What can you conclude about gcd(a,b) if there are integers s,t with as+bt=6?

- January 2nd 2010, 12:29 PMShanks
we can conclude that gcd(a,b) is a divisor of 6.

- January 2nd 2010, 01:36 PMRoam
Also you can conclude that a and b are NOT relatively prime since their gcd is 6. Because two integers a and b are relatively prime if gcd(a,b)=1.

- January 2nd 2010, 02:11 PMDrexel28
To expand upon

**Shanks**'s explanations it can be proven that the equation (a linear Diophantine equation) is solvable precisely when for some . It follows that .
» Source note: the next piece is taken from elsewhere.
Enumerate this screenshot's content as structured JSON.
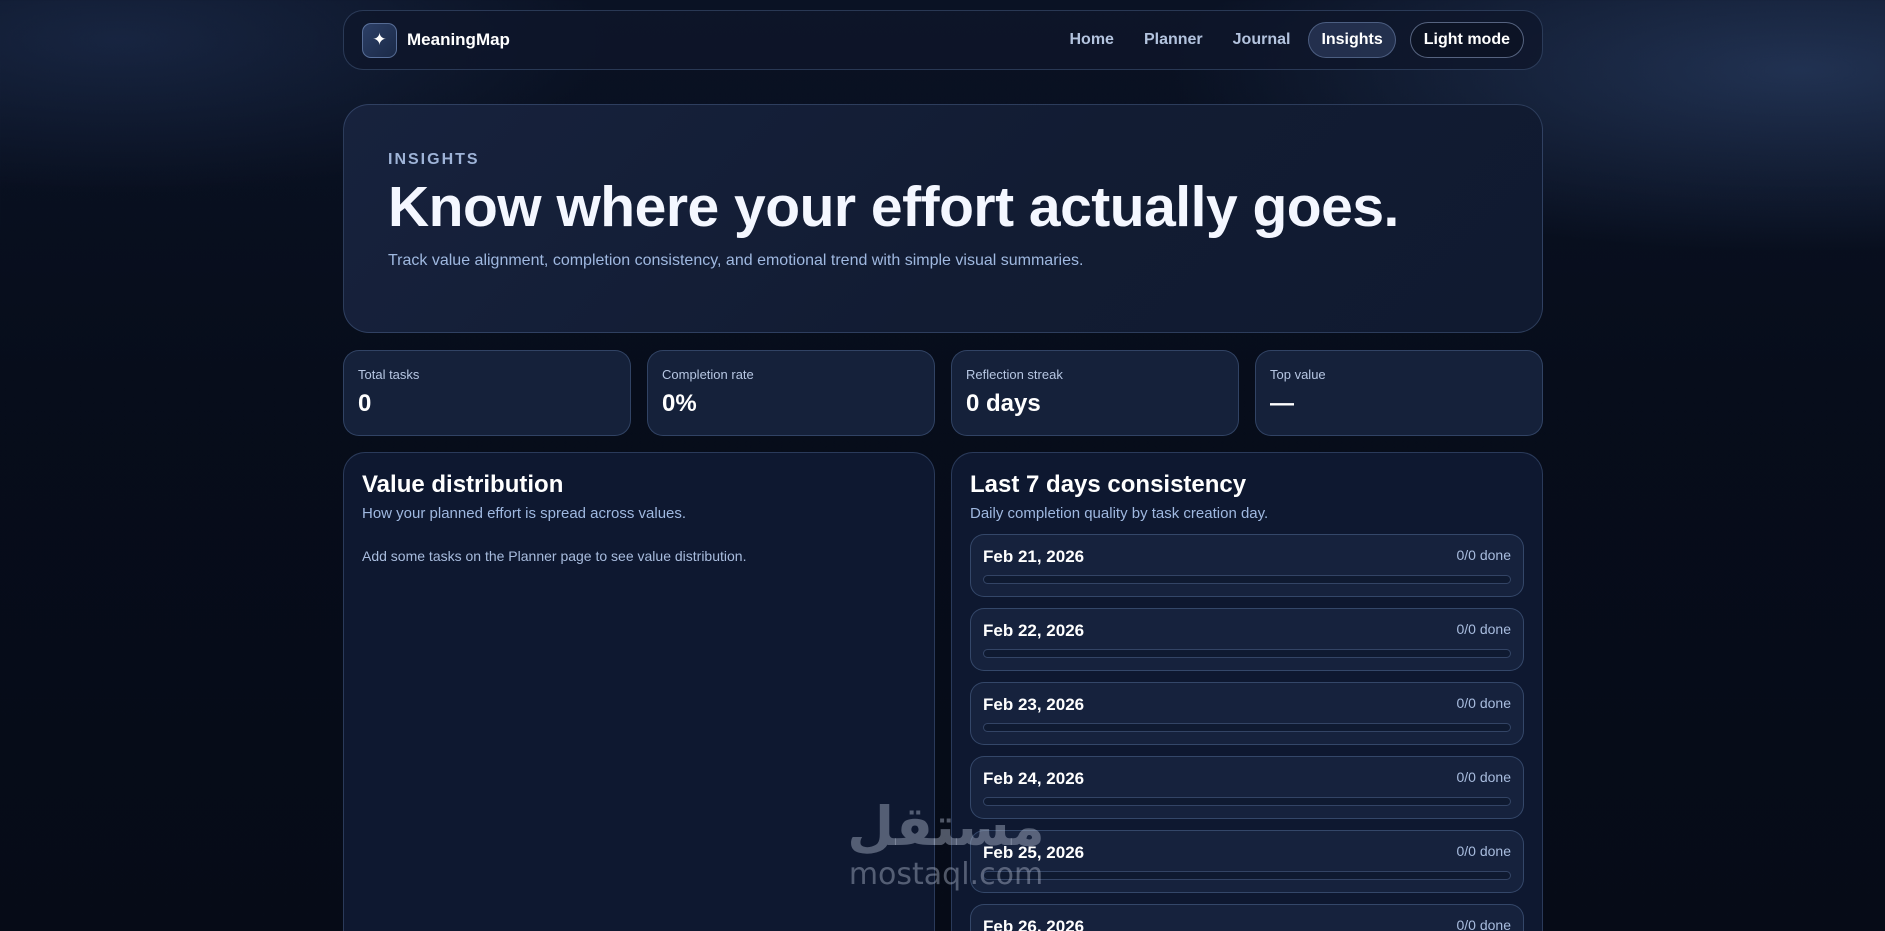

Unfortunately though,**Roam**'s observation is slightly wrong. If he considers which has solution (there is a reason why I didn't simplify). - January 2nd 2010, 07:57 PMRoam
Thanks for spotting my mistake; I had that backwards. "as+bt=6" simply implies that gcd(a,b) divides 6. For instance if you take a=4, b =6, then gcd(a,b) = 2 but 0a+1b = 6.

On the other hand, if gcd(a,b)=6, then 6 divides them both so they have a common factor besides 1 (2,3,6 are all common factors). "gcd(a,b)=1" is a pretty common definition of integers being relatively prime.

And yes, if you wanted to use this argument to prove that a and b are not relatively prime, then that doesn't work. Consider for instance: a = 2, b= 3, which are definitely relatively prime as they are both prime, but 6b+(-6)a = 6. - January 2nd 2010, 09:27 PMDrexel28
- January 3rd 2010, 04:20 AMShanks
In fact, gcd(a,b) is the smallest positive integer of the form as+bt,where s and t are integers.

further more, all numbers of the form as+bt is in the multiple table of gcd(a,b).

I hope this would help you.